Interface dataset entries
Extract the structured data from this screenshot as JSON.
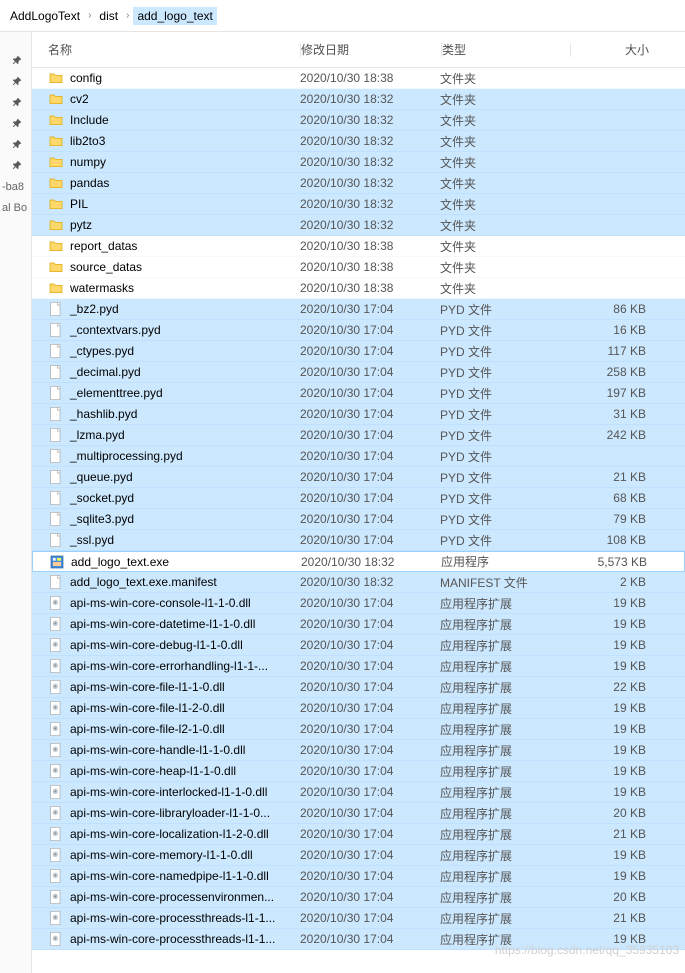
{
  "breadcrumb": [
    {
      "label": "AddLogoText",
      "current": false
    },
    {
      "label": "dist",
      "current": false
    },
    {
      "label": "add_logo_text",
      "current": true
    }
  ],
  "sidebar": {
    "pins": [
      "",
      "",
      "",
      "",
      "",
      ""
    ],
    "items": [
      "-ba8",
      "al Bo"
    ]
  },
  "headers": {
    "name": "名称",
    "date": "修改日期",
    "type": "类型",
    "size": "大小"
  },
  "types": {
    "folder": "文件夹",
    "pyd": "PYD 文件",
    "exe": "应用程序",
    "manifest": "MANIFEST 文件",
    "dll": "应用程序扩展"
  },
  "rows": [
    {
      "icon": "folder",
      "name": "config",
      "date": "2020/10/30 18:38",
      "type": "folder",
      "size": "",
      "sel": false
    },
    {
      "icon": "folder",
      "name": "cv2",
      "date": "2020/10/30 18:32",
      "type": "folder",
      "size": "",
      "sel": true
    },
    {
      "icon": "folder",
      "name": "Include",
      "date": "2020/10/30 18:32",
      "type": "folder",
      "size": "",
      "sel": true
    },
    {
      "icon": "folder",
      "name": "lib2to3",
      "date": "2020/10/30 18:32",
      "type": "folder",
      "size": "",
      "sel": true
    },
    {
      "icon": "folder",
      "name": "numpy",
      "date": "2020/10/30 18:32",
      "type": "folder",
      "size": "",
      "sel": true
    },
    {
      "icon": "folder",
      "name": "pandas",
      "date": "2020/10/30 18:32",
      "type": "folder",
      "size": "",
      "sel": true
    },
    {
      "icon": "folder",
      "name": "PIL",
      "date": "2020/10/30 18:32",
      "type": "folder",
      "size": "",
      "sel": true
    },
    {
      "icon": "folder",
      "name": "pytz",
      "date": "2020/10/30 18:32",
      "type": "folder",
      "size": "",
      "sel": true
    },
    {
      "icon": "folder",
      "name": "report_datas",
      "date": "2020/10/30 18:38",
      "type": "folder",
      "size": "",
      "sel": false
    },
    {
      "icon": "folder",
      "name": "source_datas",
      "date": "2020/10/30 18:38",
      "type": "folder",
      "size": "",
      "sel": false
    },
    {
      "icon": "folder",
      "name": "watermasks",
      "date": "2020/10/30 18:38",
      "type": "folder",
      "size": "",
      "sel": false
    },
    {
      "icon": "file",
      "name": "_bz2.pyd",
      "date": "2020/10/30 17:04",
      "type": "pyd",
      "size": "86 KB",
      "sel": true
    },
    {
      "icon": "file",
      "name": "_contextvars.pyd",
      "date": "2020/10/30 17:04",
      "type": "pyd",
      "size": "16 KB",
      "sel": true
    },
    {
      "icon": "file",
      "name": "_ctypes.pyd",
      "date": "2020/10/30 17:04",
      "type": "pyd",
      "size": "117 KB",
      "sel": true
    },
    {
      "icon": "file",
      "name": "_decimal.pyd",
      "date": "2020/10/30 17:04",
      "type": "pyd",
      "size": "258 KB",
      "sel": true
    },
    {
      "icon": "file",
      "name": "_elementtree.pyd",
      "date": "2020/10/30 17:04",
      "type": "pyd",
      "size": "197 KB",
      "sel": true
    },
    {
      "icon": "file",
      "name": "_hashlib.pyd",
      "date": "2020/10/30 17:04",
      "type": "pyd",
      "size": "31 KB",
      "sel": true
    },
    {
      "icon": "file",
      "name": "_lzma.pyd",
      "date": "2020/10/30 17:04",
      "type": "pyd",
      "size": "242 KB",
      "sel": true
    },
    {
      "icon": "file",
      "name": "_multiprocessing.pyd",
      "date": "2020/10/30 17:04",
      "type": "pyd",
      "size": "",
      "sel": true
    },
    {
      "icon": "file",
      "name": "_queue.pyd",
      "date": "2020/10/30 17:04",
      "type": "pyd",
      "size": "21 KB",
      "sel": true
    },
    {
      "icon": "file",
      "name": "_socket.pyd",
      "date": "2020/10/30 17:04",
      "type": "pyd",
      "size": "68 KB",
      "sel": true
    },
    {
      "icon": "file",
      "name": "_sqlite3.pyd",
      "date": "2020/10/30 17:04",
      "type": "pyd",
      "size": "79 KB",
      "sel": true
    },
    {
      "icon": "file",
      "name": "_ssl.pyd",
      "date": "2020/10/30 17:04",
      "type": "pyd",
      "size": "108 KB",
      "sel": true
    },
    {
      "icon": "exe",
      "name": "add_logo_text.exe",
      "date": "2020/10/30 18:32",
      "type": "exe",
      "size": "5,573 KB",
      "sel": false,
      "exeRow": true
    },
    {
      "icon": "file",
      "name": "add_logo_text.exe.manifest",
      "date": "2020/10/30 18:32",
      "type": "manifest",
      "size": "2 KB",
      "sel": true
    },
    {
      "icon": "dll",
      "name": "api-ms-win-core-console-l1-1-0.dll",
      "date": "2020/10/30 17:04",
      "type": "dll",
      "size": "19 KB",
      "sel": true
    },
    {
      "icon": "dll",
      "name": "api-ms-win-core-datetime-l1-1-0.dll",
      "date": "2020/10/30 17:04",
      "type": "dll",
      "size": "19 KB",
      "sel": true
    },
    {
      "icon": "dll",
      "name": "api-ms-win-core-debug-l1-1-0.dll",
      "date": "2020/10/30 17:04",
      "type": "dll",
      "size": "19 KB",
      "sel": true
    },
    {
      "icon": "dll",
      "name": "api-ms-win-core-errorhandling-l1-1-...",
      "date": "2020/10/30 17:04",
      "type": "dll",
      "size": "19 KB",
      "sel": true
    },
    {
      "icon": "dll",
      "name": "api-ms-win-core-file-l1-1-0.dll",
      "date": "2020/10/30 17:04",
      "type": "dll",
      "size": "22 KB",
      "sel": true
    },
    {
      "icon": "dll",
      "name": "api-ms-win-core-file-l1-2-0.dll",
      "date": "2020/10/30 17:04",
      "type": "dll",
      "size": "19 KB",
      "sel": true
    },
    {
      "icon": "dll",
      "name": "api-ms-win-core-file-l2-1-0.dll",
      "date": "2020/10/30 17:04",
      "type": "dll",
      "size": "19 KB",
      "sel": true
    },
    {
      "icon": "dll",
      "name": "api-ms-win-core-handle-l1-1-0.dll",
      "date": "2020/10/30 17:04",
      "type": "dll",
      "size": "19 KB",
      "sel": true
    },
    {
      "icon": "dll",
      "name": "api-ms-win-core-heap-l1-1-0.dll",
      "date": "2020/10/30 17:04",
      "type": "dll",
      "size": "19 KB",
      "sel": true
    },
    {
      "icon": "dll",
      "name": "api-ms-win-core-interlocked-l1-1-0.dll",
      "date": "2020/10/30 17:04",
      "type": "dll",
      "size": "19 KB",
      "sel": true
    },
    {
      "icon": "dll",
      "name": "api-ms-win-core-libraryloader-l1-1-0...",
      "date": "2020/10/30 17:04",
      "type": "dll",
      "size": "20 KB",
      "sel": true
    },
    {
      "icon": "dll",
      "name": "api-ms-win-core-localization-l1-2-0.dll",
      "date": "2020/10/30 17:04",
      "type": "dll",
      "size": "21 KB",
      "sel": true
    },
    {
      "icon": "dll",
      "name": "api-ms-win-core-memory-l1-1-0.dll",
      "date": "2020/10/30 17:04",
      "type": "dll",
      "size": "19 KB",
      "sel": true
    },
    {
      "icon": "dll",
      "name": "api-ms-win-core-namedpipe-l1-1-0.dll",
      "date": "2020/10/30 17:04",
      "type": "dll",
      "size": "19 KB",
      "sel": true
    },
    {
      "icon": "dll",
      "name": "api-ms-win-core-processenvironmen...",
      "date": "2020/10/30 17:04",
      "type": "dll",
      "size": "20 KB",
      "sel": true
    },
    {
      "icon": "dll",
      "name": "api-ms-win-core-processthreads-l1-1...",
      "date": "2020/10/30 17:04",
      "type": "dll",
      "size": "21 KB",
      "sel": true
    },
    {
      "icon": "dll",
      "name": "api-ms-win-core-processthreads-l1-1...",
      "date": "2020/10/30 17:04",
      "type": "dll",
      "size": "19 KB",
      "sel": true
    }
  ],
  "watermark": "https://blog.csdn.net/qq_35935103"
}
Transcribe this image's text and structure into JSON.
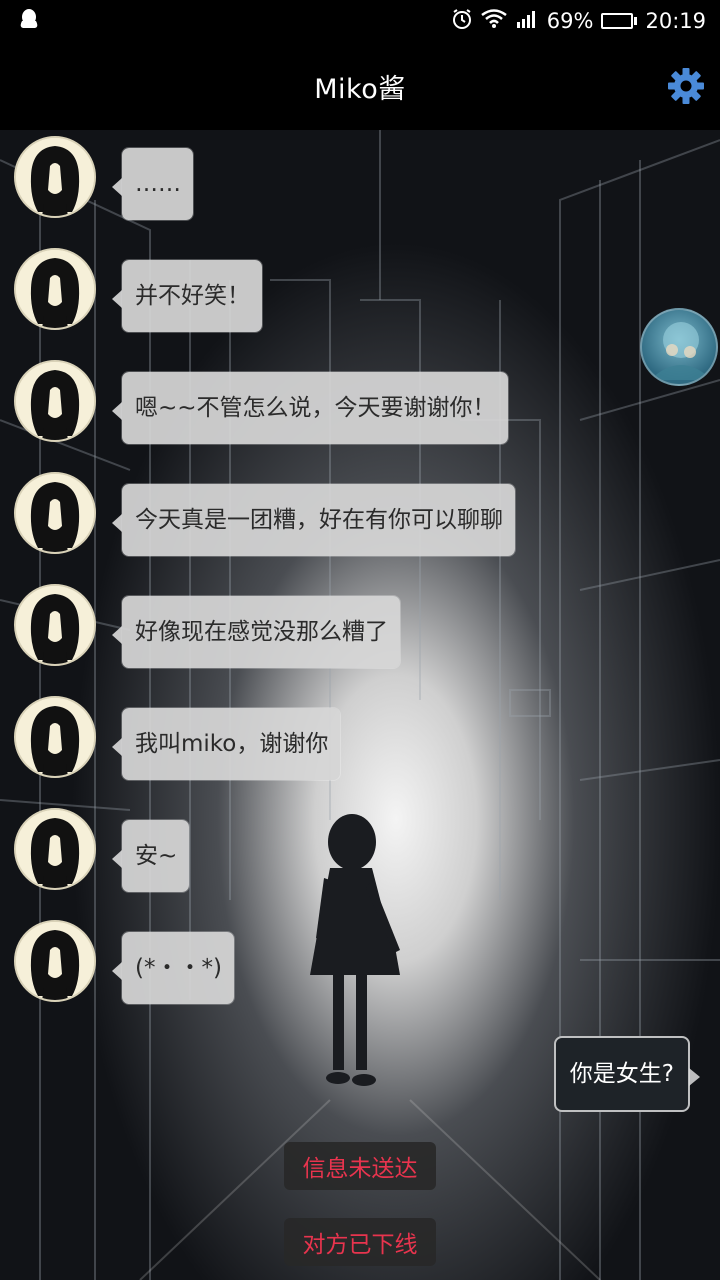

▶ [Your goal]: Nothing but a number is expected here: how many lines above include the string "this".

▶ [Completed task]: 2